And you can swoon over the sight of buff bodies glammed up for the occasion. “It’s nice to see them not in sweats—looking elegant,” said Father Bill Seetch, CSC, as he ambled through the concourse filled with athletes who took the semi-formal admonition seriously.
But the real fun begins as the hundreds of students, now happily stuffed, grab seats in the basketball arena where they face a stage and giant screen flanked by oversized golden Oscar statues. And on that giant screen are running head shots of the team captains of all the various sports, accompanied, to the delight of the audience, by a photo of each captain as a small child.

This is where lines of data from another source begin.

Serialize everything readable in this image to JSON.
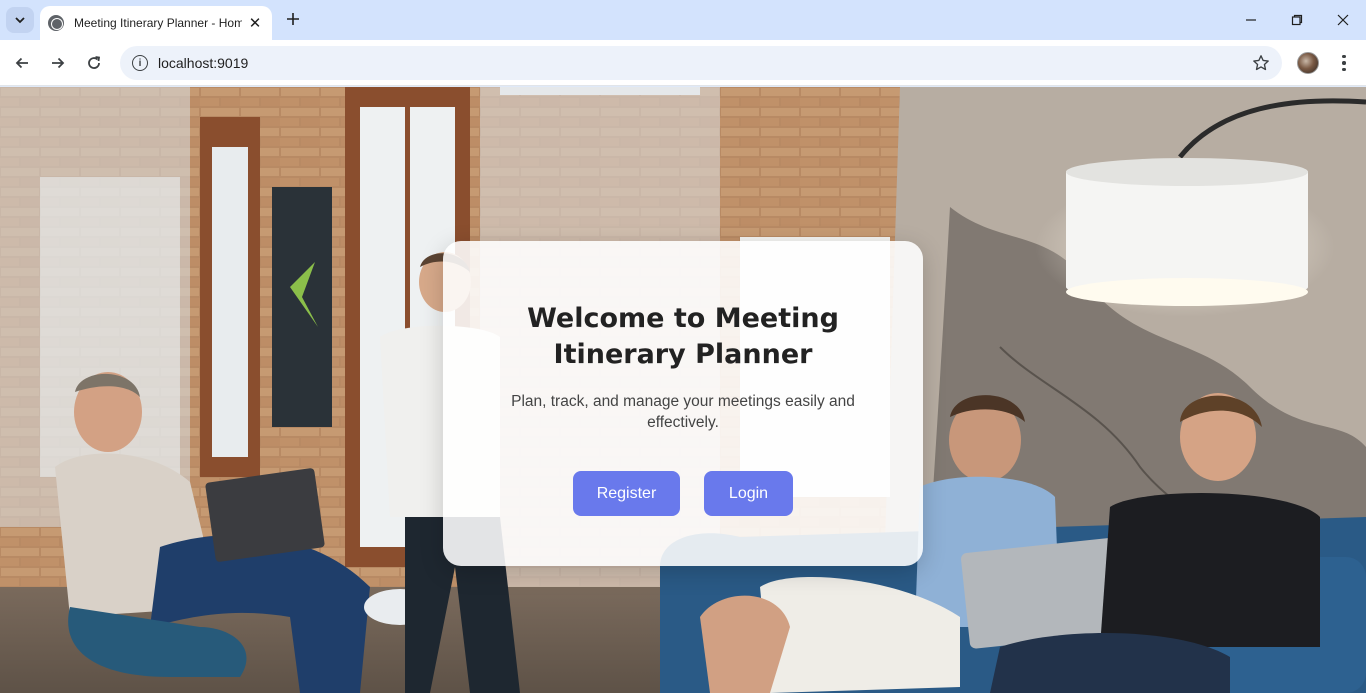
{
  "browser": {
    "tab": {
      "title": "Meeting Itinerary Planner - Home",
      "favicon": "globe-icon"
    },
    "url": "localhost:9019",
    "icons": {
      "tab_search": "chevron-down-icon",
      "new_tab": "plus-icon",
      "back": "arrow-left-icon",
      "forward": "arrow-right-icon",
      "reload": "reload-icon",
      "site_info": "info-icon",
      "bookmark": "star-icon",
      "menu": "kebab-menu-icon"
    }
  },
  "page": {
    "title": "Welcome to Meeting Itinerary Planner",
    "subtitle": "Plan, track, and manage your meetings easily and effectively.",
    "buttons": {
      "register": "Register",
      "login": "Login"
    }
  },
  "colors": {
    "accent": "#6979ec",
    "tabstrip": "#d3e3fd",
    "omnibox": "#edf2fa"
  }
}
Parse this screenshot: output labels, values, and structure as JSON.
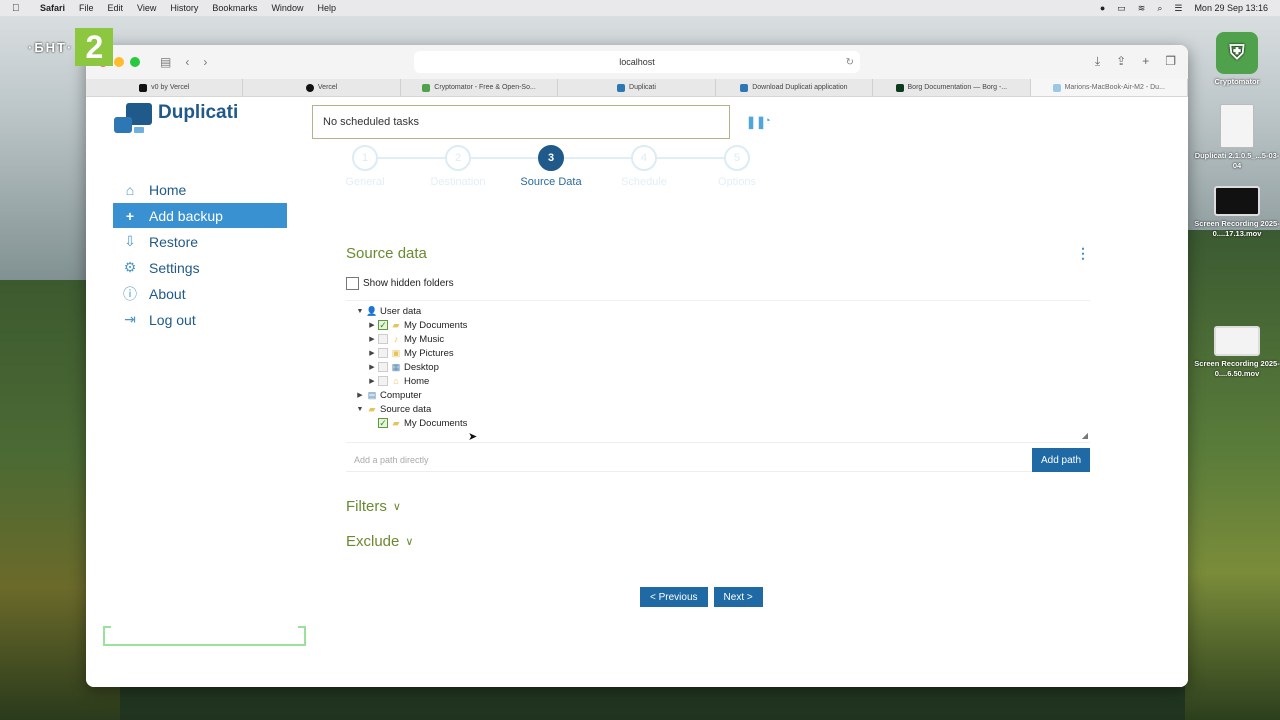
{
  "menubar": {
    "app": "Safari",
    "items": [
      "File",
      "Edit",
      "View",
      "History",
      "Bookmarks",
      "Window",
      "Help"
    ],
    "clock": "Mon 29 Sep  13:16"
  },
  "overlay": {
    "channel_text": "·БНТ·",
    "channel_number": "2"
  },
  "desktop": {
    "icons": [
      {
        "label": "Cryptomator"
      },
      {
        "label": "Duplicati 2.1.0.5_...5-03-04"
      },
      {
        "label": "Screen Recording 2025-0....17.13.mov"
      },
      {
        "label": "Screen Recording 2025-0....6.50.mov"
      }
    ]
  },
  "browser": {
    "url": "localhost",
    "tabs": [
      {
        "label": "v0 by Vercel"
      },
      {
        "label": "Vercel"
      },
      {
        "label": "Cryptomator - Free & Open-So..."
      },
      {
        "label": "Duplicati"
      },
      {
        "label": "Download Duplicati application"
      },
      {
        "label": "Borg Documentation — Borg -..."
      },
      {
        "label": "Marions-MacBook-Air-M2 - Du..."
      }
    ]
  },
  "app": {
    "brand": "Duplicati",
    "status": "No scheduled tasks",
    "sidebar": [
      {
        "label": "Home",
        "icon": "home-icon"
      },
      {
        "label": "Add backup",
        "icon": "plus-icon",
        "active": true
      },
      {
        "label": "Restore",
        "icon": "download-icon"
      },
      {
        "label": "Settings",
        "icon": "gear-icon"
      },
      {
        "label": "About",
        "icon": "info-icon"
      },
      {
        "label": "Log out",
        "icon": "logout-icon"
      }
    ],
    "wizard": {
      "steps": [
        {
          "num": "1",
          "label": "General"
        },
        {
          "num": "2",
          "label": "Destination"
        },
        {
          "num": "3",
          "label": "Source Data",
          "active": true
        },
        {
          "num": "4",
          "label": "Schedule"
        },
        {
          "num": "5",
          "label": "Options"
        }
      ]
    },
    "source": {
      "title": "Source data",
      "show_hidden": "Show hidden folders",
      "tree": [
        {
          "label": "User data",
          "level": 0,
          "expanded": true
        },
        {
          "label": "My Documents",
          "level": 1,
          "checked": true
        },
        {
          "label": "My Music",
          "level": 1
        },
        {
          "label": "My Pictures",
          "level": 1
        },
        {
          "label": "Desktop",
          "level": 1
        },
        {
          "label": "Home",
          "level": 1
        },
        {
          "label": "Computer",
          "level": 0
        },
        {
          "label": "Source data",
          "level": 0,
          "expanded": true
        },
        {
          "label": "My Documents",
          "level": 1,
          "checked": true
        }
      ],
      "path_placeholder": "Add a path directly",
      "add_path": "Add path"
    },
    "filters": "Filters",
    "exclude": "Exclude",
    "prev": "< Previous",
    "next": "Next >"
  },
  "colors": {
    "accent": "#1f5a8a",
    "active_nav": "#3a91d1",
    "section": "#6a8a30",
    "button": "#1f6aa5"
  }
}
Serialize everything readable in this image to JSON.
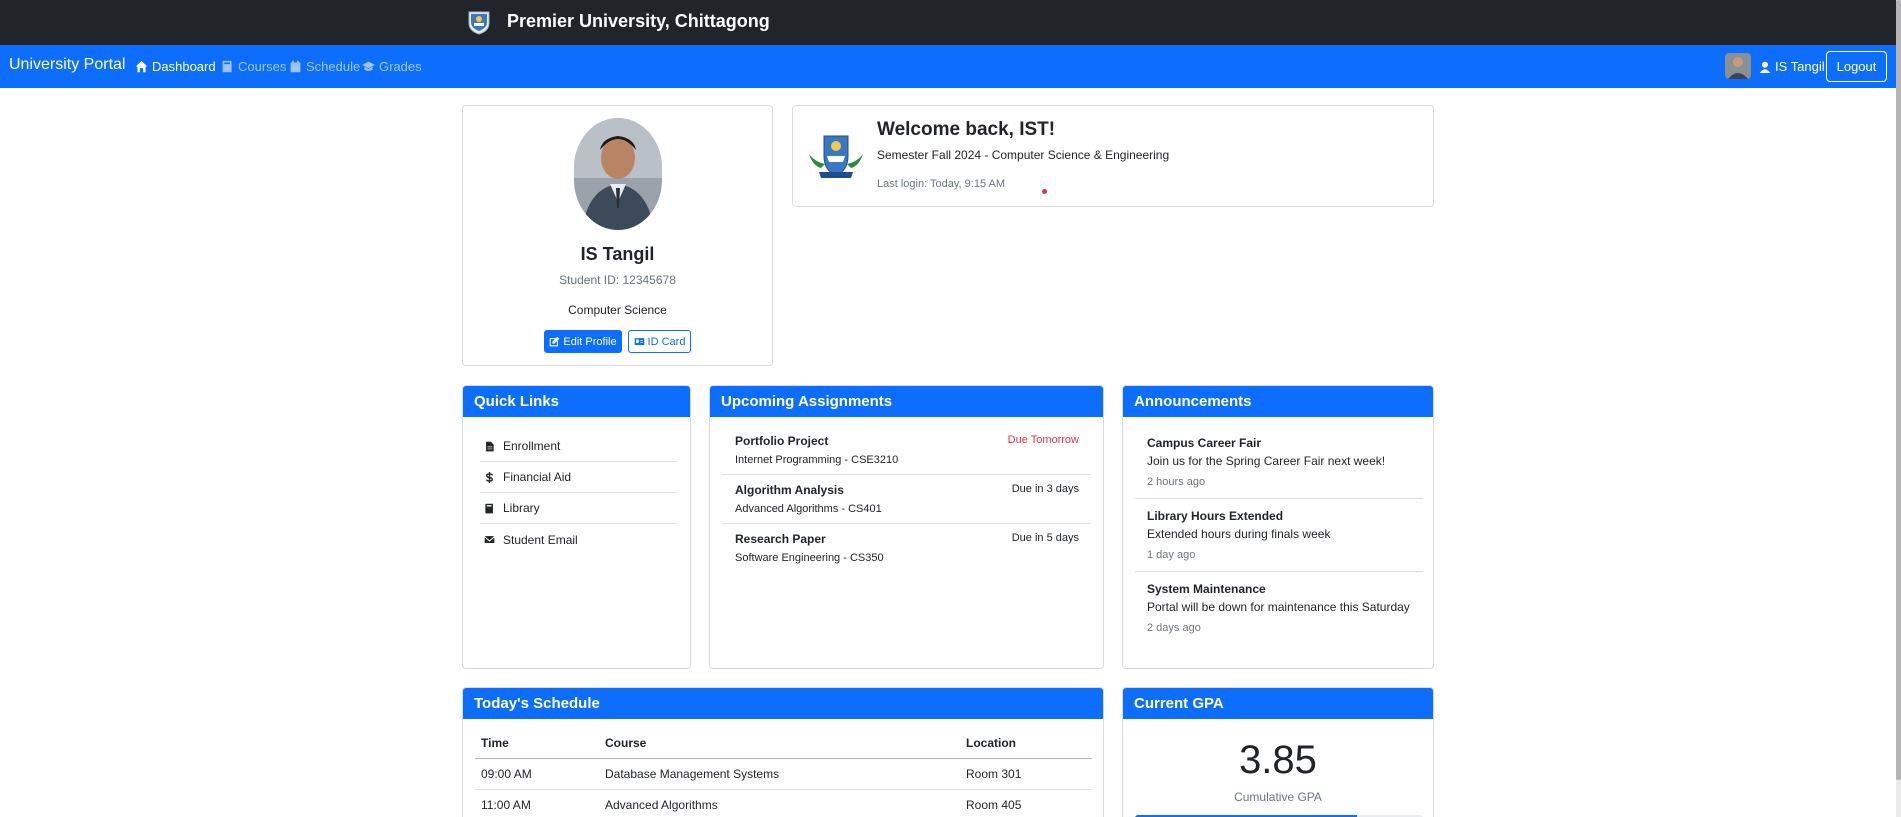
{
  "topbar": {
    "university_name": "Premier University, Chittagong",
    "logo_icon": "university-crest-icon"
  },
  "navbar": {
    "brand": "University Portal",
    "items": [
      {
        "label": "Dashboard",
        "icon": "home-icon",
        "active": true
      },
      {
        "label": "Courses",
        "icon": "book-icon",
        "active": false
      },
      {
        "label": "Schedule",
        "icon": "calendar-icon",
        "active": false
      },
      {
        "label": "Grades",
        "icon": "graduation-cap-icon",
        "active": false
      }
    ],
    "user_name": "IS Tangil",
    "logout_label": "Logout"
  },
  "profile": {
    "name": "IS Tangil",
    "student_id": "Student ID: 12345678",
    "department": "Computer Science",
    "edit_label": "Edit Profile",
    "idcard_label": "ID Card"
  },
  "welcome": {
    "heading": "Welcome back, IST!",
    "semester": "Semester Fall 2024 - Computer Science & Engineering",
    "last_login": "Last login: Today, 9:15 AM"
  },
  "quick_links": {
    "title": "Quick Links",
    "items": [
      {
        "label": "Enrollment",
        "icon": "file-icon"
      },
      {
        "label": "Financial Aid",
        "icon": "dollar-icon"
      },
      {
        "label": "Library",
        "icon": "book-icon"
      },
      {
        "label": "Student Email",
        "icon": "envelope-icon"
      }
    ]
  },
  "assignments": {
    "title": "Upcoming Assignments",
    "items": [
      {
        "title": "Portfolio Project",
        "course": "Internet Programming - CSE3210",
        "due": "Due Tomorrow",
        "urgent": true
      },
      {
        "title": "Algorithm Analysis",
        "course": "Advanced Algorithms - CS401",
        "due": "Due in 3 days",
        "urgent": false
      },
      {
        "title": "Research Paper",
        "course": "Software Engineering - CS350",
        "due": "Due in 5 days",
        "urgent": false
      }
    ]
  },
  "announcements": {
    "title": "Announcements",
    "items": [
      {
        "title": "Campus Career Fair",
        "body": "Join us for the Spring Career Fair next week!",
        "time": "2 hours ago"
      },
      {
        "title": "Library Hours Extended",
        "body": "Extended hours during finals week",
        "time": "1 day ago"
      },
      {
        "title": "System Maintenance",
        "body": "Portal will be down for maintenance this Saturday",
        "time": "2 days ago"
      }
    ]
  },
  "schedule": {
    "title": "Today's Schedule",
    "headers": [
      "Time",
      "Course",
      "Location"
    ],
    "rows": [
      [
        "09:00 AM",
        "Database Management Systems",
        "Room 301"
      ],
      [
        "11:00 AM",
        "Advanced Algorithms",
        "Room 405"
      ]
    ]
  },
  "gpa": {
    "title": "Current GPA",
    "value": "3.85",
    "label": "Cumulative GPA",
    "progress_fraction": 0.77
  },
  "colors": {
    "primary": "#0d6efd",
    "dark": "#212529",
    "danger": "#dc3545"
  }
}
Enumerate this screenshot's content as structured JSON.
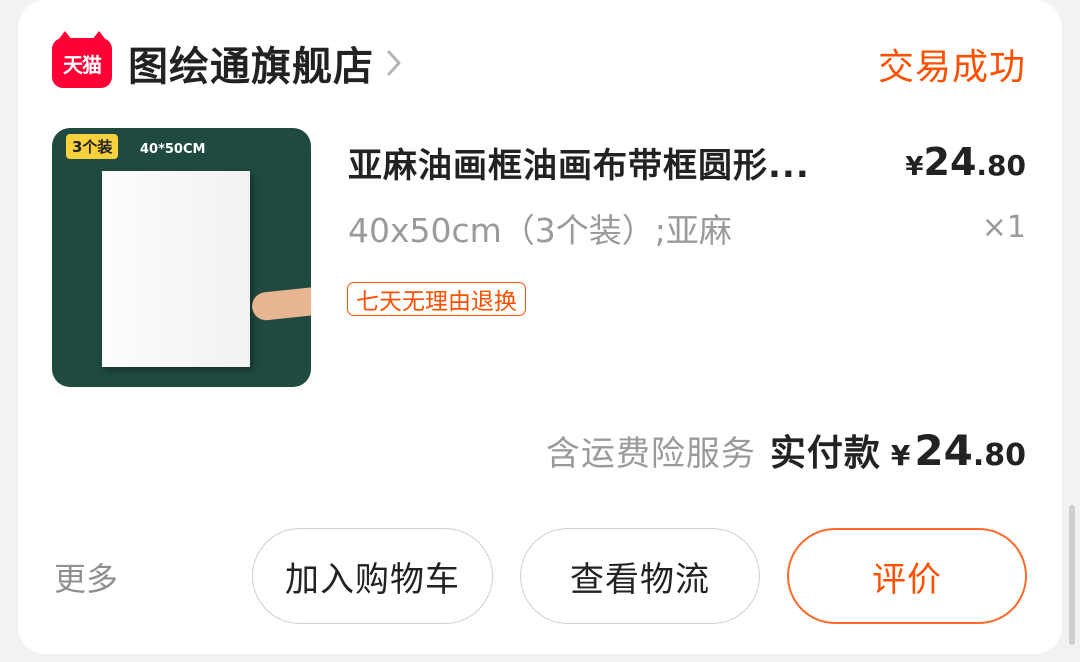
{
  "store": {
    "logo_text": "天猫",
    "name": "图绘通旗舰店",
    "status": "交易成功"
  },
  "product": {
    "thumb_badge": "3个装",
    "thumb_size": "40*50CM",
    "title": "亚麻油画框油画布带框圆形...",
    "price_symbol": "¥",
    "price_int": "24",
    "price_dec": ".80",
    "sku": "40x50cm（3个装）;亚麻",
    "quantity": "×1",
    "tag": "七天无理由退换"
  },
  "total": {
    "note": "含运费险服务",
    "label": "实付款",
    "symbol": "¥",
    "int": "24",
    "dec": ".80"
  },
  "actions": {
    "more": "更多",
    "add_to_cart": "加入购物车",
    "view_logistics": "查看物流",
    "review": "评价"
  },
  "colors": {
    "accent": "#ff5000",
    "tmall_red": "#ff0036"
  }
}
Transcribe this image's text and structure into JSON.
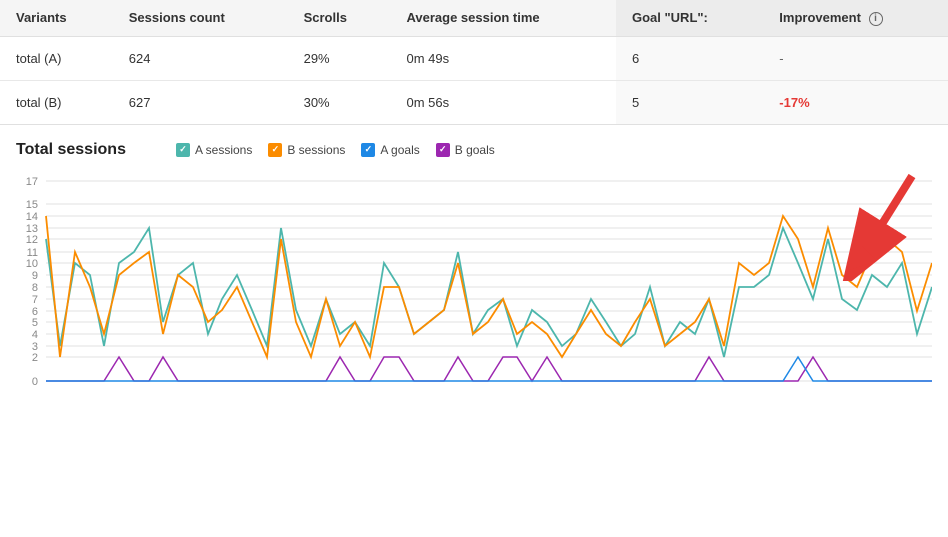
{
  "table": {
    "headers": [
      "Variants",
      "Sessions count",
      "Scrolls",
      "Average session time",
      "Goal \"URL\":",
      "Improvement"
    ],
    "rows": [
      {
        "variant": "total (A)",
        "sessions": "624",
        "scrolls": "29%",
        "avg_time": "0m 49s",
        "goal": "6",
        "improvement": "-",
        "improvement_type": "dash"
      },
      {
        "variant": "total (B)",
        "sessions": "627",
        "scrolls": "30%",
        "avg_time": "0m 56s",
        "goal": "5",
        "improvement": "-17%",
        "improvement_type": "negative"
      }
    ]
  },
  "chart": {
    "title": "Total sessions",
    "legend": [
      {
        "label": "A sessions",
        "color": "teal"
      },
      {
        "label": "B sessions",
        "color": "orange"
      },
      {
        "label": "A goals",
        "color": "blue"
      },
      {
        "label": "B goals",
        "color": "purple"
      }
    ],
    "y_labels": [
      "0",
      "2",
      "3",
      "4",
      "5",
      "6",
      "7",
      "8",
      "9",
      "10",
      "11",
      "12",
      "13",
      "14",
      "15",
      "17"
    ],
    "info_icon_label": "i"
  }
}
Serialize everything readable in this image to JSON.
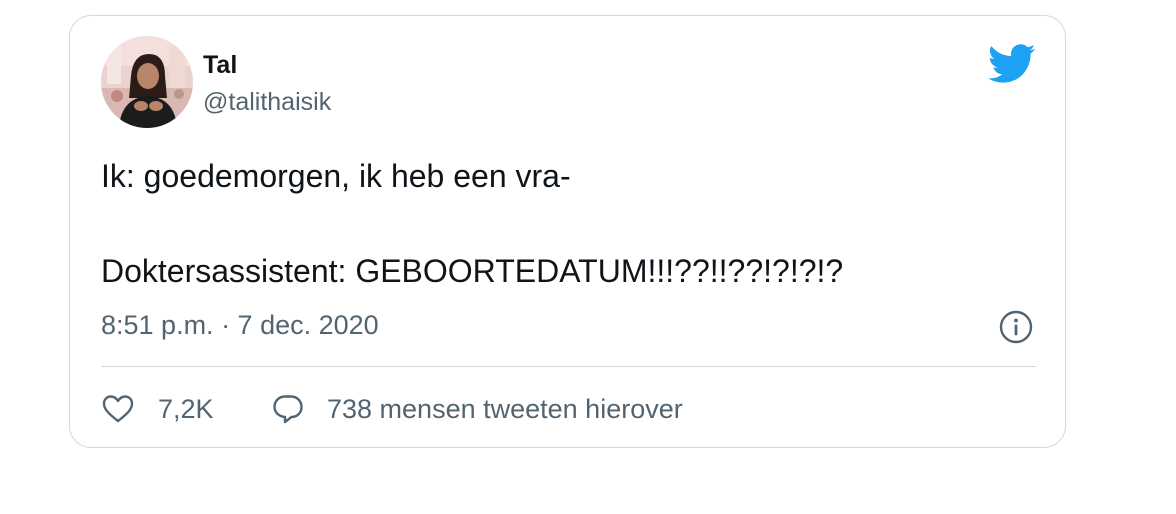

The standard stuff gets a neat twist at this event. A young woman walks onstage playing the national anthem on her saxophone. Professional comedian Michael Somerville ’94 has jetted in from New York to serve as emcee. The Monogram Club spoofs itself in a video. Father Jenkins, CSC, giving an award to Fernand “Tex” Dutile of the Law School, slips in a sly mention of The Vagina Monologues, without actually saying the name of the play. And Brady Quinn proves what a good sport he truly is as he stars in a video take-off of the Visa commercials that ends with Adrianna Stasiuk dumping her drink on his head: “Pouring a drink on the head of Brady Quinn—priceless. For everything else, there’s Charlie Weis.”
Students come up and sing or play guitar. Irish band members face off against drummers wearing shades and USC T-shirts to determine who has the best drum line. “That’s the same thing you play all the time,” an ND drummer tells the USC players dismissively.
Among all the spoofs and jokes and fun, serious things are happening. Following a video capturing volunteer work by various students, the Chris Zorich Service Award, which recognizes the contributions of student athletes to ND and the community at large, is presented. And the Trophy Award, a new honor established by The Office of Student Wellness and Development to recognize one team for its service to the community, is introduced. The list of awards is long.
No orchestra starts playing to speed things up when the students give their thanks for the various awards, because the messages are short and heartfelt: “It’s just a reminder of how lucky we are to be athletes at Notre Dame,” says one honoree.
The highlight video ending the showcase proves that there is more than football at Notre Dame. About 750 student-athletes participate in an amazing variety of varsity sports: baseball, men’s and women’s basketball, men’s and women’s cross country, men’s and women’s fencing, football, men’s and women’s golf, hockey, men’s and women’s lacrosse, rowing, men’s and women’s soccer, softball, men’s and women’s swimming and diving, men’s and women’s tennis, men’s and women’s track and field, volleyball.
The video gives them all their due—from a montage of intense action, which ends showing a young woman with blood running down her face, to slower, emotional scenes. It reminded me of the afternoon I saw a totally focused student at Loftus running hurdles. She did it again and again. And again. To her, and to all 750 student athletes, I extend my abiding respect.
_Carol Schaal is managing editor and webmaster of this magazine.
A list of award winners is available online at_ http://und.cstv.com/genrel/050306aah.html.